The Bio-Medical Library is pleased to host Native Voices: Native Peoples’ Concepts of Health and Illness. This traveling exhibit produced by the National Library of Medicine explores the connection between wellness, illness, and cultural life through a combination of interviews with Native people, artwork, objects, and interactive media.
Erin Reardon, MFA, MLIS, has recently joined the Bio-Medical Library as one of four librarians working with the Medical School. As a liaison to the Medical School, she will support teaching, learning, and research through literature searches, systematic reviews, and evidence-based practice.
The Veterinary Medical Library is gearing up for a refresh that will add furniture and update spaces to support all types of learning.
From February 3 — 7, the Wangensteen Historical Library of Biology and Medicine will participate in The New York Academy of Medicine’s social media campaign #ColorOurCollections.
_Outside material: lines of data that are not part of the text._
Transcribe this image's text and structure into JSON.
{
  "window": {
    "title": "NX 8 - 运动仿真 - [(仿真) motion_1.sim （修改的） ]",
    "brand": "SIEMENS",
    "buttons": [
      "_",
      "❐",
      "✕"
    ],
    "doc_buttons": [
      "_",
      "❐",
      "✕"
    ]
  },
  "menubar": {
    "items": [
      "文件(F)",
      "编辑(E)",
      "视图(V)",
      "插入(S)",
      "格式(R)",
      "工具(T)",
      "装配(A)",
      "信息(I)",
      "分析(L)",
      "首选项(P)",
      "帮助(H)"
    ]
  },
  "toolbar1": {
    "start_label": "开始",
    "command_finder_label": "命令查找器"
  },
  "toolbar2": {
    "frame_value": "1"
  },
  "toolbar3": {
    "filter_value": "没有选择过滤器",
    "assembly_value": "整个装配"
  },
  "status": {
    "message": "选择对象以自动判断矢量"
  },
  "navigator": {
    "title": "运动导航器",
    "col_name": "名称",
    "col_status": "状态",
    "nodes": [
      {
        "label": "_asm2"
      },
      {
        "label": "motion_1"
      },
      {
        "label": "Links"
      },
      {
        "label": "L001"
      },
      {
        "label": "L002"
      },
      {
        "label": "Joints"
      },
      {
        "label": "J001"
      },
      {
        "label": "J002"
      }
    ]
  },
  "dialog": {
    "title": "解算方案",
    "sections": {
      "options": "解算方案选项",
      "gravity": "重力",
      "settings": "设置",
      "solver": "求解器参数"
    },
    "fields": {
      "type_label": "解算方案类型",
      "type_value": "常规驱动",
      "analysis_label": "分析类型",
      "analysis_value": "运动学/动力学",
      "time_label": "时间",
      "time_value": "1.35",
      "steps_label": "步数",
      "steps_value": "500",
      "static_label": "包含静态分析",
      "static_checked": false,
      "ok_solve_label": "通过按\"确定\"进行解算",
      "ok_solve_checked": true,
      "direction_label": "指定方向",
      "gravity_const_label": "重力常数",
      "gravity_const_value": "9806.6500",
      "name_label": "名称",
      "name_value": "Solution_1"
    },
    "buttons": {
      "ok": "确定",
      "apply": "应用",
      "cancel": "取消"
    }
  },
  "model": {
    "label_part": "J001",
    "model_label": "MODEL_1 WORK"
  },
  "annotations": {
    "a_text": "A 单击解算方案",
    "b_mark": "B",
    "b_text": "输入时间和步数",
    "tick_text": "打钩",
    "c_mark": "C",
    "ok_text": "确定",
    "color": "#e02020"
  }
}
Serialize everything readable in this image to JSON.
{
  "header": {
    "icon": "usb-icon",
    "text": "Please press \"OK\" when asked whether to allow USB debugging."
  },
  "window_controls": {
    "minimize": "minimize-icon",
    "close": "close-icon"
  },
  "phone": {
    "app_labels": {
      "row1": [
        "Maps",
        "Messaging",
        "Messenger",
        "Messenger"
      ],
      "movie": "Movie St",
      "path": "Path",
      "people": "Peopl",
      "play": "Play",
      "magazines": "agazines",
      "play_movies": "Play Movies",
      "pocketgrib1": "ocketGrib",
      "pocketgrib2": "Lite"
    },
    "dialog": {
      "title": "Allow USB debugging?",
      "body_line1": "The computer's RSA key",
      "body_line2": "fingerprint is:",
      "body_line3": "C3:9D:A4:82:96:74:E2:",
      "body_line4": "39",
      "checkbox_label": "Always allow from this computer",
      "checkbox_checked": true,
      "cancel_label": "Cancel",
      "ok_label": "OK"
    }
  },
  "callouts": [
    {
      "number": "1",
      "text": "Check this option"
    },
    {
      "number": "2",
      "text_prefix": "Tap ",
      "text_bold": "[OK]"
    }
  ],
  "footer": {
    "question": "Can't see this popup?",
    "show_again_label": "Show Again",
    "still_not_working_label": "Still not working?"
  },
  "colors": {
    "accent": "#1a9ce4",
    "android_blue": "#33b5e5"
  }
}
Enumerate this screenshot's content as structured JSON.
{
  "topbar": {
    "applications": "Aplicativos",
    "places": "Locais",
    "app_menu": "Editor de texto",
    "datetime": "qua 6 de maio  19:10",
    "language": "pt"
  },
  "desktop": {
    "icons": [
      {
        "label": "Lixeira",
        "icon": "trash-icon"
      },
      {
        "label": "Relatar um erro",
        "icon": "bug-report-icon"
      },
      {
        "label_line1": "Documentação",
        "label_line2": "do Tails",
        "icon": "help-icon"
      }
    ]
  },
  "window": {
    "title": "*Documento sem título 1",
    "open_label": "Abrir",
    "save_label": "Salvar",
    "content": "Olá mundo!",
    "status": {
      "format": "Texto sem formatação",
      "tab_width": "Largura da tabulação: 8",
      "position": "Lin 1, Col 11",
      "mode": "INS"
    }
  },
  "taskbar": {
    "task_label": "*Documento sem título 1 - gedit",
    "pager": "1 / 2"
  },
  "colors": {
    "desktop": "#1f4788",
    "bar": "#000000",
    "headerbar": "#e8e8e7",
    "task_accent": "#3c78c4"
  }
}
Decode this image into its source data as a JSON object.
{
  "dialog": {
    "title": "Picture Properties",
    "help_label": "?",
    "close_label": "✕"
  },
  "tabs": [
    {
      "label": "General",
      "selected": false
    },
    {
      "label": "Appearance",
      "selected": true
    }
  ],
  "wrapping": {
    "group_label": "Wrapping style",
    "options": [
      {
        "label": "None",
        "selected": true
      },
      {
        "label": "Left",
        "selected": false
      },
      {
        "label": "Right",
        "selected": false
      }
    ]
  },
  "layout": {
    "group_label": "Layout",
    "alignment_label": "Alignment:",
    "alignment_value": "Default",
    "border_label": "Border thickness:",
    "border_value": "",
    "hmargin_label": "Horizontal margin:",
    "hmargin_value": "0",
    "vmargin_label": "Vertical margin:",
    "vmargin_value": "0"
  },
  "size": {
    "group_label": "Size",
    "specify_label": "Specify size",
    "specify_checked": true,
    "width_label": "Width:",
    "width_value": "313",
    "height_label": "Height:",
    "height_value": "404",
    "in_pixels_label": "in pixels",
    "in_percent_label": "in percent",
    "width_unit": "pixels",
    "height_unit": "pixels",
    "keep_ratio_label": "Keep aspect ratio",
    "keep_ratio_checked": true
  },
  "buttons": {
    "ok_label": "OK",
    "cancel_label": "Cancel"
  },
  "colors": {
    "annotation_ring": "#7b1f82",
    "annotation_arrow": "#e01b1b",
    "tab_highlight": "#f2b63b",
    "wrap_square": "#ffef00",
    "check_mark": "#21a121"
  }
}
The library's 2020 coloring book is dedicated to marginalia - handwritten annotations in the margins of books left by readers.
We are sharing our New Year's Resolutions and wishing you happy studying and easy information searching in 2020.
College of Liberal Arts undergraduate student Natalie Buckland worked with the Wangensteen Historical Library of Biology and Medicine to create a Harry Potter-themed pop-up exhibit. This was part of Natalie’s participation in the CLA Dean's First Year Research & Creative Scholars Program. Learn more about her experience, the skills she developed, and the knowledge she gained.
We're closing out 2019 with a look back at our favorite stories of the year. Enjoy this summary of the innovative, creative, and even unexpected work of the Health Sciences Library, the Veterinary Medical Library, and the Wangensteen Historical Library of Biology and Medicine